First my wife dies of an infection that was, quite literally, a one-in-a-million occurrence.
Then my mother, after a ten year battle with three different types of cancer, finally falls victim to GANT, a type of cancerous tumour so rare there had been less than 50 recorded cases in the US when she was diagnosed, and that delay in diagnosis was a significant factor in her inability to combat it. (Yesterday would have been her 72nd birthday. So it goes.)
More recently, my father is diagnosed with Primary Progressive Aphasia, a somewhat obscure form of lobar degeneration resulting in a loss of linguistic ability and semantic dementia.
About four months ago, our youngest son started throwing up. Twenty, thirty, sometimes more than forty times a day. Every day. From the moment he woke up to the moment he fell asleep. He hasn’t been able to go to school. He can’t swim at the beach or the pool the way he loves to. We can’t plan a trip of more than half an hour’s duration without making sure we have a supply of sick bags handy. For four months we battered our heads against doctors, specialists, emergency rooms, constant referrals to hospitals that took one look at him and sent him home with a shrug and a command to keep him hydrated until a specialist could look at him….
Last Wednesday night, Luscious and I snapped. We packed two overnight bags and, as soon as he woke on Thursday morning, Luscious drove him to Princess Margaret Hospital, the children’s hospital in Perth, where she plonked herself down in the waiting room and refused to move while the staff watched his sick bag fill up. When it was so full it burst, what do you know? They admitted him.
This is what it takes to get action from the health system in my State. The butt-covering only stops when they can’t ignore the vomit dripping onto their carpet.
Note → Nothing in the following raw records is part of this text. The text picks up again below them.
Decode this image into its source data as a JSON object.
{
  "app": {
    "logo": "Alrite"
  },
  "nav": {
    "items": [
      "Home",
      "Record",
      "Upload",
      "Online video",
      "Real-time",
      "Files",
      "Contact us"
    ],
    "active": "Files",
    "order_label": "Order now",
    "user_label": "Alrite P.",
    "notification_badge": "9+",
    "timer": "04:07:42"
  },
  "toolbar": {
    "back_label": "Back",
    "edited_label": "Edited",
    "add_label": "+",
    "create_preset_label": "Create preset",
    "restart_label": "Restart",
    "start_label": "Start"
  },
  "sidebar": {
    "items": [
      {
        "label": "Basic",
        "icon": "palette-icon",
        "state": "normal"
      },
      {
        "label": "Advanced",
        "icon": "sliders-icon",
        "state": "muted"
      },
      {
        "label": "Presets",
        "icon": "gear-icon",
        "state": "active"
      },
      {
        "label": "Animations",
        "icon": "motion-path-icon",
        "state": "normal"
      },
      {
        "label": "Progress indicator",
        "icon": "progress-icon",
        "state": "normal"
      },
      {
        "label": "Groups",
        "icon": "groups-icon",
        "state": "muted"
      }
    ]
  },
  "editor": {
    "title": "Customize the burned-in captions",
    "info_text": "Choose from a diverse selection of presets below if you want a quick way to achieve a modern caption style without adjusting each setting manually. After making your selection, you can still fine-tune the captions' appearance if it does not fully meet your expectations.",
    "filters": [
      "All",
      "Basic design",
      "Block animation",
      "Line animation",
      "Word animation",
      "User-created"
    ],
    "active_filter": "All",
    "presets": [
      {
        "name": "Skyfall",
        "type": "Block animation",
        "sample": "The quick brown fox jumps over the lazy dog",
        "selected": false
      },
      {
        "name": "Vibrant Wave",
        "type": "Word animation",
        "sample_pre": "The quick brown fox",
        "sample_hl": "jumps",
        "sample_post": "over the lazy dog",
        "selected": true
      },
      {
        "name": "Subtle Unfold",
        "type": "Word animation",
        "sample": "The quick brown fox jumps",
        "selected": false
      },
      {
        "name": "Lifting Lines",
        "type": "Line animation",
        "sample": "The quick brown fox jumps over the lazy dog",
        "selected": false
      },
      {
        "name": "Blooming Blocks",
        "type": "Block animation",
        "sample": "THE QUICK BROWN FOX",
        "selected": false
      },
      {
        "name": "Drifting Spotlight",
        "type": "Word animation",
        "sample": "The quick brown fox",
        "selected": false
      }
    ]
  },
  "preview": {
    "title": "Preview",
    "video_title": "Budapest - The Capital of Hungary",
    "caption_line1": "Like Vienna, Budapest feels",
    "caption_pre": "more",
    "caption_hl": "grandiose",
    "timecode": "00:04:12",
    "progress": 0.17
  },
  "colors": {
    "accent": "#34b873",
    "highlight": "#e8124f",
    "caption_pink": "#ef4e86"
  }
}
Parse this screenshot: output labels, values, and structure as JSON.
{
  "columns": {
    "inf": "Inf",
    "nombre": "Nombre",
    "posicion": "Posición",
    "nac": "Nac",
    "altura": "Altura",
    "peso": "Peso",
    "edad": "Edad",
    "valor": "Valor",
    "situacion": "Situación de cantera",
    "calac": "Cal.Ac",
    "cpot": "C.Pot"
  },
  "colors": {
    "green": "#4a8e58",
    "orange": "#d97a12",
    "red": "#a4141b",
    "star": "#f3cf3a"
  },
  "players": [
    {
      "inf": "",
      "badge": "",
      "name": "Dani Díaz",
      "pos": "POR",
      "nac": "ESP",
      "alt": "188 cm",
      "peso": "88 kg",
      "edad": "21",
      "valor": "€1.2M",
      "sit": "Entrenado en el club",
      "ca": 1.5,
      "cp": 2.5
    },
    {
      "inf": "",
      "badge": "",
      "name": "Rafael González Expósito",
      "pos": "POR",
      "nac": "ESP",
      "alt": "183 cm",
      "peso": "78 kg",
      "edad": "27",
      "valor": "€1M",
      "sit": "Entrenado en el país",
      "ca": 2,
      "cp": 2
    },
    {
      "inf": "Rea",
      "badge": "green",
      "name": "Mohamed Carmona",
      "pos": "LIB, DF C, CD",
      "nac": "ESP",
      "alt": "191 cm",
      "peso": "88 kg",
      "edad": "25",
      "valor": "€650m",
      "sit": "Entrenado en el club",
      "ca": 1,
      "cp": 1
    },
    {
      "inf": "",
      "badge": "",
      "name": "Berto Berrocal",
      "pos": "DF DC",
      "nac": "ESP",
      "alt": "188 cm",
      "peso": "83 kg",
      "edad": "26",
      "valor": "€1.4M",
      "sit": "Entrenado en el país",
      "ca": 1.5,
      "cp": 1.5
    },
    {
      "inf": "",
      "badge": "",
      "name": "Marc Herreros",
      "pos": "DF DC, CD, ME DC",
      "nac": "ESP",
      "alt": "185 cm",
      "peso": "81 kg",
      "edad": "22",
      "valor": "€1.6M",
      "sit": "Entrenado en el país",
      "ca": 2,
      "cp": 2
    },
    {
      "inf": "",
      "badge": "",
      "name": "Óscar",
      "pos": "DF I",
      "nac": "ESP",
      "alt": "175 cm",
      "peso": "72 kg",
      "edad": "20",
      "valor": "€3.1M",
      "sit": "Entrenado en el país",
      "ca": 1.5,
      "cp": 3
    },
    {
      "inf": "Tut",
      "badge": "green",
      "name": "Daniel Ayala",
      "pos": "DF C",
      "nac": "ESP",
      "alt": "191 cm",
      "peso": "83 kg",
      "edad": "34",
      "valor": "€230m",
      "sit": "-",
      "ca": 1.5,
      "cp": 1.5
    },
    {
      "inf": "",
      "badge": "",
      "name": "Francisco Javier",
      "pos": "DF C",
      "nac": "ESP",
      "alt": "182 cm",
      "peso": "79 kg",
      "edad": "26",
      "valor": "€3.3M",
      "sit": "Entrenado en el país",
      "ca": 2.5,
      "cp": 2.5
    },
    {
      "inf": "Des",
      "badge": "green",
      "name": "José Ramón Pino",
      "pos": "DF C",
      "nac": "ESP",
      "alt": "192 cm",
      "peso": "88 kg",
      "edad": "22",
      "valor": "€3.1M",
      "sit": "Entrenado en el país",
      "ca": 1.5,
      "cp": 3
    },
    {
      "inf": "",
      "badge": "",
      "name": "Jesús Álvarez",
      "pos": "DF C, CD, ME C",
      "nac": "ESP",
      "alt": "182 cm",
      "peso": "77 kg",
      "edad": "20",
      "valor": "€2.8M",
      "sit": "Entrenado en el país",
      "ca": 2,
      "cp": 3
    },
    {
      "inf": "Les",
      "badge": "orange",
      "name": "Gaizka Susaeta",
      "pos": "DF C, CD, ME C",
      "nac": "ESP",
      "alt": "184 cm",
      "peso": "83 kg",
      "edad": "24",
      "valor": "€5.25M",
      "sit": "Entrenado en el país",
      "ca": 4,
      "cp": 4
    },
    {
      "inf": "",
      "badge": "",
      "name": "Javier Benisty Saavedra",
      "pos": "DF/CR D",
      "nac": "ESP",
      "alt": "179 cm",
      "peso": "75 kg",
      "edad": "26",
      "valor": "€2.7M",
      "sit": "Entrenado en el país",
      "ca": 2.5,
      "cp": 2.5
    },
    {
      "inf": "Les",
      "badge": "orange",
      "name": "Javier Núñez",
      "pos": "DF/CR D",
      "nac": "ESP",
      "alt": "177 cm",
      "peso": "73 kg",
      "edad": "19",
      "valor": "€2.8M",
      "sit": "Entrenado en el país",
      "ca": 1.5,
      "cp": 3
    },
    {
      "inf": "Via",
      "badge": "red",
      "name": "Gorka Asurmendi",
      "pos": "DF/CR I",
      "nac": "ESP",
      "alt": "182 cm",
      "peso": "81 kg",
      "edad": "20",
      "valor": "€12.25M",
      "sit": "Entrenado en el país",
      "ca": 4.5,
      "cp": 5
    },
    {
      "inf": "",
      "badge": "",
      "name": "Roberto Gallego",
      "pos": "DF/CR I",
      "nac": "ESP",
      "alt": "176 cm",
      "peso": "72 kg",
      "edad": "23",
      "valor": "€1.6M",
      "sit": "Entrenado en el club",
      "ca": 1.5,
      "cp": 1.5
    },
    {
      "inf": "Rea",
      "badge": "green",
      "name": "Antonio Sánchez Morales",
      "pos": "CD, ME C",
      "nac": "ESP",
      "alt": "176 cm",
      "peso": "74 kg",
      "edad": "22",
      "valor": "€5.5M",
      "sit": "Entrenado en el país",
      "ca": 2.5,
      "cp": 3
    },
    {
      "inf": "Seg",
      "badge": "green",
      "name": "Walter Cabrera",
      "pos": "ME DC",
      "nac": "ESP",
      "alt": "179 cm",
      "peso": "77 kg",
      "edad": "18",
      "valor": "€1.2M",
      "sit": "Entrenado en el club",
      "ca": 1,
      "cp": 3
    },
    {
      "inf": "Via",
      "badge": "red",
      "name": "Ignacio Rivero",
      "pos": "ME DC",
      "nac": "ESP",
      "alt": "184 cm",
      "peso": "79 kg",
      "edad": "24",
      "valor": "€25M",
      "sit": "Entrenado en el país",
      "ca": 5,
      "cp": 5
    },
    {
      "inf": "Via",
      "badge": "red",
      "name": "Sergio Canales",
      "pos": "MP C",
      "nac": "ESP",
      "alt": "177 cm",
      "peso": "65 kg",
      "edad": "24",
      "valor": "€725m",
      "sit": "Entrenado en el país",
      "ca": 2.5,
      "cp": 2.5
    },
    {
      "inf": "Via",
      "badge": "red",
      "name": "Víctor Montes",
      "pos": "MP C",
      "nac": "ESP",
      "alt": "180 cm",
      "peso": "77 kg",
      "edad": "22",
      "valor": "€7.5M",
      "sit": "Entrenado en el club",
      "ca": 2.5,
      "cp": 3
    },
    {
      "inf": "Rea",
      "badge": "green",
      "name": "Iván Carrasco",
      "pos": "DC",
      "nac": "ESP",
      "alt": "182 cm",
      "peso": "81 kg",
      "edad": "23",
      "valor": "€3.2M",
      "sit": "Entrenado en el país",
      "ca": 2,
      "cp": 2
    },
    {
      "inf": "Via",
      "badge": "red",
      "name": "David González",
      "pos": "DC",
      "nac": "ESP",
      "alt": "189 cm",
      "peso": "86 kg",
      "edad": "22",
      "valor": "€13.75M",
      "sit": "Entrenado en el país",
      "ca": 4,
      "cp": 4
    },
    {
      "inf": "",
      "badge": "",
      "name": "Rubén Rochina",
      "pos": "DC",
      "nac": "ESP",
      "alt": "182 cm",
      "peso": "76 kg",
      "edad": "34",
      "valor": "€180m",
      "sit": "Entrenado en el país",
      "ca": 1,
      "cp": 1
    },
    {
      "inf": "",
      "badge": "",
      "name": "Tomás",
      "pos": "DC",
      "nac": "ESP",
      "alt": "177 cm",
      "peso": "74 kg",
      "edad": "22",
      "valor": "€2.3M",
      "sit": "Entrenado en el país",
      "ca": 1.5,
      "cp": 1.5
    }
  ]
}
24 hours later, we had a diagnosis.
He’s suffering from Rumination Syndrome, a condition with no known cure but an 85% of positive response to treatment. In short, his body has tricked itself into regurgitating food for further digestion, and all we can do is attempt to train the associated swallowing and breathing muscles back to ‘normal’ behaviours in the hope that muscular reflex will limit the occurrence of the regurgitation. It could take months, possibly years, and there’s a good chance he’ll never be free of it completely. We’ve an idea about some of the potential triggers, and we’re combating them as much as we can, but that’s little consolation when we have to change his sheets twice a night because he’s thrown up on them, and his home-schooling takes place between vomiting attacks and medication for the constant burning in his throat and gut.
This is a kid who was almost not born at all– he almost miscarried on several occasions– and then was born so cross-eyed he needed corrective surgery to stop him going blind before he was five. He’s had more surgery at eight than I have at almost 43, spent more time in hospital than I ever have, whose calmness in the face of needles, MRIs, and invasive procedures is so pronounced that nurses comment on in it in genuine wonder, and the reason is simply that he’s so damn used to it that it’s as normal to him as picking up a book.
Just for once, couldn’t he get a good old-fashioned manflu?